(Interface dataset entries)
◆ ◆ ◆
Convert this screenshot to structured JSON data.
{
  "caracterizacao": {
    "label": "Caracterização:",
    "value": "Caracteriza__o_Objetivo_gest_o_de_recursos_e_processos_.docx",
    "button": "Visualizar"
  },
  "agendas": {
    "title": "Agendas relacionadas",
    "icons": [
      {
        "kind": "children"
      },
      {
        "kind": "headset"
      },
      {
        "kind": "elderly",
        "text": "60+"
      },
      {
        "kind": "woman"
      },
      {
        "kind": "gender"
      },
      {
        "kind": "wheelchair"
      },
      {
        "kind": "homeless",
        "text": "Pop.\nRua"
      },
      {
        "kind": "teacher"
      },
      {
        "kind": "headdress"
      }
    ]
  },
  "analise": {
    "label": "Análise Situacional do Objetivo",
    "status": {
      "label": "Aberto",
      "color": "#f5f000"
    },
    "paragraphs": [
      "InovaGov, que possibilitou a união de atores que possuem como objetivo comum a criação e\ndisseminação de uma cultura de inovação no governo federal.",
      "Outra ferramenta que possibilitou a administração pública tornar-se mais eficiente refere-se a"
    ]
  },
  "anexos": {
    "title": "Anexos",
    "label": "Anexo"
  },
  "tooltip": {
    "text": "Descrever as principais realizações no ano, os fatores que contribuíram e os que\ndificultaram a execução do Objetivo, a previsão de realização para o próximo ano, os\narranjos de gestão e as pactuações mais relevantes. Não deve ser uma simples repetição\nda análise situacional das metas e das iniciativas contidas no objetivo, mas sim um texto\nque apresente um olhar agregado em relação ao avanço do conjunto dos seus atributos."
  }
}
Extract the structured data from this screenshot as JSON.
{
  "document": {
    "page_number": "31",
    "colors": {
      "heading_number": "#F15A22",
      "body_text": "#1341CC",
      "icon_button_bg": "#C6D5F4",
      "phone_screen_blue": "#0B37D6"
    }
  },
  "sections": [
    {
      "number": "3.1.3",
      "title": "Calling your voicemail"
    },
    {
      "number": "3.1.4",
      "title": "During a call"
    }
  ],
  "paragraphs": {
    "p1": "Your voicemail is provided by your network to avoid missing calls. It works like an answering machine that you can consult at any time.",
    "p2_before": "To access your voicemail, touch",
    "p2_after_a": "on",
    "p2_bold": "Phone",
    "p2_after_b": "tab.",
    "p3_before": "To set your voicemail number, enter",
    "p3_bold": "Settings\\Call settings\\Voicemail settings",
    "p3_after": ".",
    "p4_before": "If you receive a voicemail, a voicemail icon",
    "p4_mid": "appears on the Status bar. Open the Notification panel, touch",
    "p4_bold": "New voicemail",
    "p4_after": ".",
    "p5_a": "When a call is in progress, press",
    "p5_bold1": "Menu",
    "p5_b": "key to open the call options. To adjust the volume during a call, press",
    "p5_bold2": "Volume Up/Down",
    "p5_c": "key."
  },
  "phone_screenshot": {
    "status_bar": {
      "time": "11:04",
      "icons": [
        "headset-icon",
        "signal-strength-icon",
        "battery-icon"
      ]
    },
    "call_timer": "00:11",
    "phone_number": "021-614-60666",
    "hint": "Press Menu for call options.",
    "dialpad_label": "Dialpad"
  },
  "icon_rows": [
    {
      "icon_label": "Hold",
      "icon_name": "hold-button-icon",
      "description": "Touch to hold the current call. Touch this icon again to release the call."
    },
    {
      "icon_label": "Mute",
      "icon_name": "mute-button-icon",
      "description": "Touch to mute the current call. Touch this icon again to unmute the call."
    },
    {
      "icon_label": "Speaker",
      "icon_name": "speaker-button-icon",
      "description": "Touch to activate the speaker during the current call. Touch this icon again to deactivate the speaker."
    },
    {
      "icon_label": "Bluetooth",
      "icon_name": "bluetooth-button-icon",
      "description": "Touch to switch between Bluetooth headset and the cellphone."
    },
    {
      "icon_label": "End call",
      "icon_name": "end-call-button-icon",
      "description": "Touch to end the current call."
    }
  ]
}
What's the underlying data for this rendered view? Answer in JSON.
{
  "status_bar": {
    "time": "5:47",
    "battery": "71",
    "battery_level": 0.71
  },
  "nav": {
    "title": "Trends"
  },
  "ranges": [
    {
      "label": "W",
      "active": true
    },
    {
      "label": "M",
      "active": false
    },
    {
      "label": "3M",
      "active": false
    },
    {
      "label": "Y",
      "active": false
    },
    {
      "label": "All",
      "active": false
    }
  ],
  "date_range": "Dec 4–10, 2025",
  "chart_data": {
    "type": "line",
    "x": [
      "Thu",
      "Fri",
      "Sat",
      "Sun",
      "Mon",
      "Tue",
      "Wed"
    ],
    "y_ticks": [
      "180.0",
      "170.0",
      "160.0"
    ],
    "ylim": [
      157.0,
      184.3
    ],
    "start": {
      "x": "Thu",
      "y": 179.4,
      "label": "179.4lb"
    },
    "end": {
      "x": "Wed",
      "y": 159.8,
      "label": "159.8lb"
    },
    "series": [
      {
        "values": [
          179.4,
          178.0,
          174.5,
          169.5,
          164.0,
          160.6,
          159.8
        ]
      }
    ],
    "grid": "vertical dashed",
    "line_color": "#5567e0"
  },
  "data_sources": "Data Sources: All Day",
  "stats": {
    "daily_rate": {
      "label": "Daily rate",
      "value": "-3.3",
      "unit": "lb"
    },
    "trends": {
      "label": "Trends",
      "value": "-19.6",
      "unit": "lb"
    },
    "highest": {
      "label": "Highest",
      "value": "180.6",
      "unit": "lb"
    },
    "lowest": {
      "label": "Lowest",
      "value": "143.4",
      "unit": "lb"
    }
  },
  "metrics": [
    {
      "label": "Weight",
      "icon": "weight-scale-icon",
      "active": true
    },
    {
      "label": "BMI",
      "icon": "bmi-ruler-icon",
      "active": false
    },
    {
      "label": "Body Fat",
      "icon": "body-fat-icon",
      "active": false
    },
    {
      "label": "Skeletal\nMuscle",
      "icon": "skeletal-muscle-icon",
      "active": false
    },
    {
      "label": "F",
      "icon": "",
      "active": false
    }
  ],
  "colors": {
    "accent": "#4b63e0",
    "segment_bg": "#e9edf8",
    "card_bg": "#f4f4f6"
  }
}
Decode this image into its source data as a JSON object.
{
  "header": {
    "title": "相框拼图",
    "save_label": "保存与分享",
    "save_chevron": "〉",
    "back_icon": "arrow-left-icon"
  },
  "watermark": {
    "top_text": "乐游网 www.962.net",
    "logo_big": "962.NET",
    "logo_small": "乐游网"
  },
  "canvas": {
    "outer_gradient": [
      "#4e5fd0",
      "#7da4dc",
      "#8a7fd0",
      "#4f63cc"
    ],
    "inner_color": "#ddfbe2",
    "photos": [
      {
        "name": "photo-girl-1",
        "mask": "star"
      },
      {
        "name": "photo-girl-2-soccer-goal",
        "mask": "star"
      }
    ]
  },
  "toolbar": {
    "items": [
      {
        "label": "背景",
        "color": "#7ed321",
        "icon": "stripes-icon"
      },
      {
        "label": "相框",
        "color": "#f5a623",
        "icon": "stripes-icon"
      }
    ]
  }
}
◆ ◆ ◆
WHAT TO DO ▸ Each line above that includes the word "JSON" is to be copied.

REPLY TO THE EXERCISE ▸
Convert this screenshot to structured JSON data.
Extract the structured data from this screenshot as JSON.
What's the underlying data for this rendered view? Answer in JSON.
Decode this image into its source data as a JSON object.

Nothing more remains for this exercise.